TASK DIRECTIONS: Where does the word "JSON" occur in the entries below? Copy every line that has it.

※ ※ ※

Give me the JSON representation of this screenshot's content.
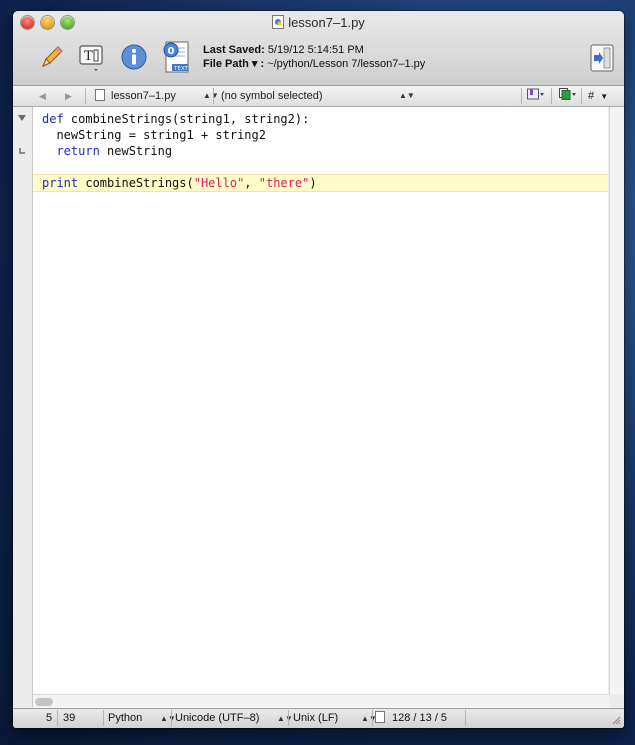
{
  "window": {
    "title": "lesson7–1.py"
  },
  "toolbar": {
    "last_saved_label": "Last Saved:",
    "last_saved_value": "5/19/12 5:14:51 PM",
    "file_path_label": "File Path ▾ :",
    "file_path_value": "~/python/Lesson 7/lesson7–1.py"
  },
  "navbar": {
    "back": "◀",
    "forward": "▶",
    "file_name": "lesson7–1.py",
    "symbol": "(no symbol selected)",
    "hash": "#"
  },
  "code": [
    [
      "def",
      " combineStrings(string1, string2):"
    ],
    [
      "  newString = string1 + string2"
    ],
    [
      "  return",
      " newString"
    ],
    [
      ""
    ],
    [
      "print",
      " combineStrings(",
      "\"Hello\"",
      ", ",
      "\"there\"",
      ")"
    ]
  ],
  "statusbar": {
    "line": "5",
    "column": "39",
    "language": "Python",
    "encoding": "Unicode (UTF–8)",
    "line_endings": "Unix (LF)",
    "counts": "128 / 13 / 5"
  },
  "colors": {
    "keyword": "#1c2bb8",
    "string": "#e01f5e",
    "current_line": "#fffcc8"
  }
}
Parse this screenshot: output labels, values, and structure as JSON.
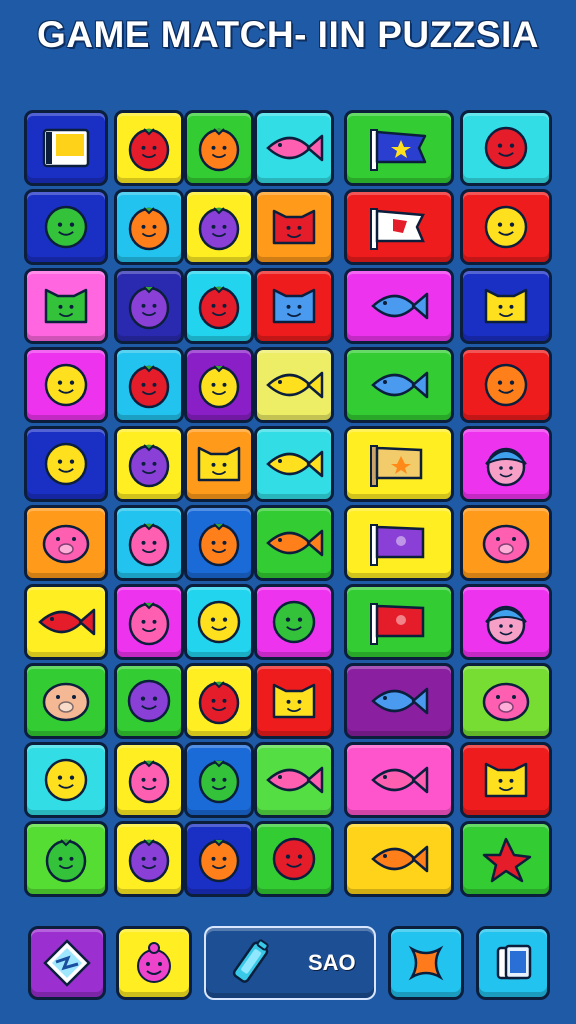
{
  "title": "GAME MATCH- IIN PUZZSIA",
  "board": {
    "rows": [
      [
        {
          "color": "#1a2fc4",
          "item": "flag-card"
        },
        {
          "color": "#ffee22",
          "item": "red-berry"
        },
        {
          "color": "#33cc33",
          "item": "orange-fruit"
        },
        {
          "color": "#33dde6",
          "item": "pink-fish"
        },
        {
          "color": "#33cc33",
          "item": "blue-star-flag"
        },
        {
          "color": "#33dde6",
          "item": "red-smiley"
        }
      ],
      [
        {
          "color": "#1a2fc4",
          "item": "green-blob"
        },
        {
          "color": "#22c3ee",
          "item": "orange-fruit"
        },
        {
          "color": "#ffee22",
          "item": "purple-fruit"
        },
        {
          "color": "#ff9a1a",
          "item": "red-cat"
        },
        {
          "color": "#ee1c1c",
          "item": "white-flag"
        },
        {
          "color": "#ee1c1c",
          "item": "yellow-smiley"
        }
      ],
      [
        {
          "color": "#ff66e0",
          "item": "green-cat"
        },
        {
          "color": "#2a2ab0",
          "item": "purple-fruit"
        },
        {
          "color": "#22d4ee",
          "item": "red-fruit"
        },
        {
          "color": "#ee1c1c",
          "item": "blue-cat"
        },
        {
          "color": "#ee33ee",
          "item": "blue-fish"
        },
        {
          "color": "#1a2fc4",
          "item": "yellow-cat"
        }
      ],
      [
        {
          "color": "#ee33ee",
          "item": "yellow-smiley"
        },
        {
          "color": "#22c3ee",
          "item": "red-fruit"
        },
        {
          "color": "#8a1fc7",
          "item": "yellow-fruit"
        },
        {
          "color": "#eeee66",
          "item": "yellow-fish"
        },
        {
          "color": "#33cc33",
          "item": "blue-fish"
        },
        {
          "color": "#ee1c1c",
          "item": "orange-smiley"
        }
      ],
      [
        {
          "color": "#1a2fc4",
          "item": "yellow-blob"
        },
        {
          "color": "#ffee22",
          "item": "purple-fruit"
        },
        {
          "color": "#ff9a1a",
          "item": "yellow-cat"
        },
        {
          "color": "#33dde6",
          "item": "yellow-fish"
        },
        {
          "color": "#ffee22",
          "item": "scroll-flag"
        },
        {
          "color": "#ee33ee",
          "item": "blue-hair-face"
        }
      ],
      [
        {
          "color": "#ff9a1a",
          "item": "pink-pig"
        },
        {
          "color": "#22c3ee",
          "item": "pink-fruit"
        },
        {
          "color": "#1a6ad8",
          "item": "orange-fruit"
        },
        {
          "color": "#33cc33",
          "item": "orange-fish"
        },
        {
          "color": "#ffee22",
          "item": "purple-flag"
        },
        {
          "color": "#ff9a1a",
          "item": "pink-pig"
        }
      ],
      [
        {
          "color": "#ffee22",
          "item": "red-fish"
        },
        {
          "color": "#ee33ee",
          "item": "pink-fruit"
        },
        {
          "color": "#22d4ee",
          "item": "yellow-smiley"
        },
        {
          "color": "#ee33ee",
          "item": "green-blob"
        },
        {
          "color": "#33cc33",
          "item": "red-flag"
        },
        {
          "color": "#ee33ee",
          "item": "blue-hair-face"
        }
      ],
      [
        {
          "color": "#33cc33",
          "item": "peach-pig"
        },
        {
          "color": "#33cc33",
          "item": "purple-smiley"
        },
        {
          "color": "#ffee22",
          "item": "red-fruit"
        },
        {
          "color": "#ee1c1c",
          "item": "yellow-cat"
        },
        {
          "color": "#8a1fa0",
          "item": "blue-fish"
        },
        {
          "color": "#77dd33",
          "item": "pink-pig"
        }
      ],
      [
        {
          "color": "#33dde6",
          "item": "yellow-blob"
        },
        {
          "color": "#ffee22",
          "item": "pink-fruit"
        },
        {
          "color": "#1a6ad8",
          "item": "green-fruit"
        },
        {
          "color": "#55dd44",
          "item": "pink-fish"
        },
        {
          "color": "#ff55cc",
          "item": "pink-fish"
        },
        {
          "color": "#ee1c1c",
          "item": "yellow-cat"
        }
      ],
      [
        {
          "color": "#55dd33",
          "item": "green-fruit"
        },
        {
          "color": "#ffee22",
          "item": "purple-fruit"
        },
        {
          "color": "#1a2fc4",
          "item": "orange-fruit"
        },
        {
          "color": "#33cc33",
          "item": "red-smiley"
        },
        {
          "color": "#ffd31a",
          "item": "orange-fish"
        },
        {
          "color": "#33cc33",
          "item": "red-star"
        }
      ]
    ]
  },
  "toolbar": {
    "diamond_color": "#9b2fd0",
    "pig_color": "#ffee22",
    "save_label": "SAO",
    "shuffle_color": "#22c3ee",
    "cards_color": "#22c3ee"
  }
}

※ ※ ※

RESULT FOR THIS EXERCISE:
Give me the JSON representation of this screenshot's content.
Parse this screenshot: output labels, values, and structure as JSON.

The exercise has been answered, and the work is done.